Public health guidelines aim to lower health risks of cannabis use
Canada's Lower-Risk Cannabis Use Guidelines, released today with the endorsement of key medical and public health organizations, provide 10 science-based recommendations to enable cannabis users to reduce their health risks.
More Public Health News and Public Health Current Events

Trending Science News

Current Coronavirus (COVID-19) News

Top Science Podcasts

We have hand picked the top science podcasts of 2020.
Now Playing: TED Radio Hour

Uncharted
There's so much we've yet to explore–from outer space to the deep ocean to our own brains. This hour, Manoush goes on a journey through those uncharted places, led by TED Science Curator David Biello.
Now Playing: Science for the People

#555 Coronavirus
It's everywhere, and it felt disingenuous for us here at Science for the People to avoid it, so here is our episode on Coronavirus. It's ok to give this one a skip if this isn't what you want to listen to right now. Check out the links below for other great podcasts mentioned in the intro. Host Rachelle Saunders gets us up to date on what the Coronavirus is, how it spreads, and what we know and don't know with Dr Jason Kindrachuk, Assistant Professor in the Department of Medical Microbiology and infectious diseases at the University of Manitoba. And...
Now Playing: Radiolab

Dispatch 1: Numbers
In a recent Radiolab group huddle, with coronavirus unraveling around us, the team found themselves grappling with all the numbers connected to COVID-19. Our new found 6 foot bubbles of personal space.
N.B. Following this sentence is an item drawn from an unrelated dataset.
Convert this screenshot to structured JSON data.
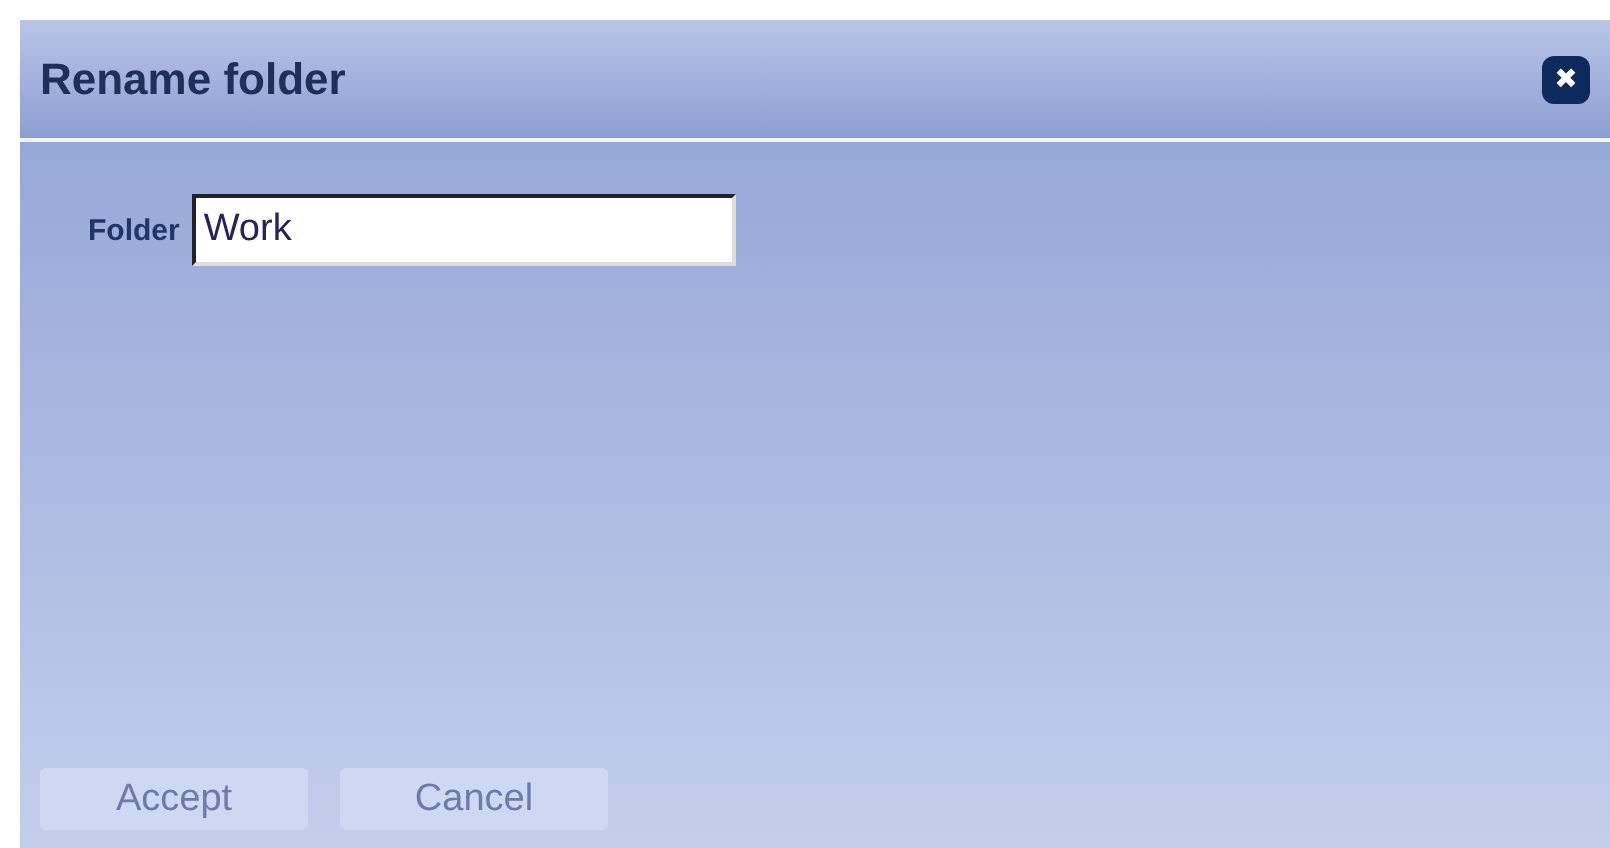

Three percent mortality rate (or 1, or 2, or 4). 7,000 cases (now, much much more). So in the wake of that meeting, we reflect on the onslaught of numbers - what they reveal, and what they hide.  Support Radiolab today at Radiolab.org/donate.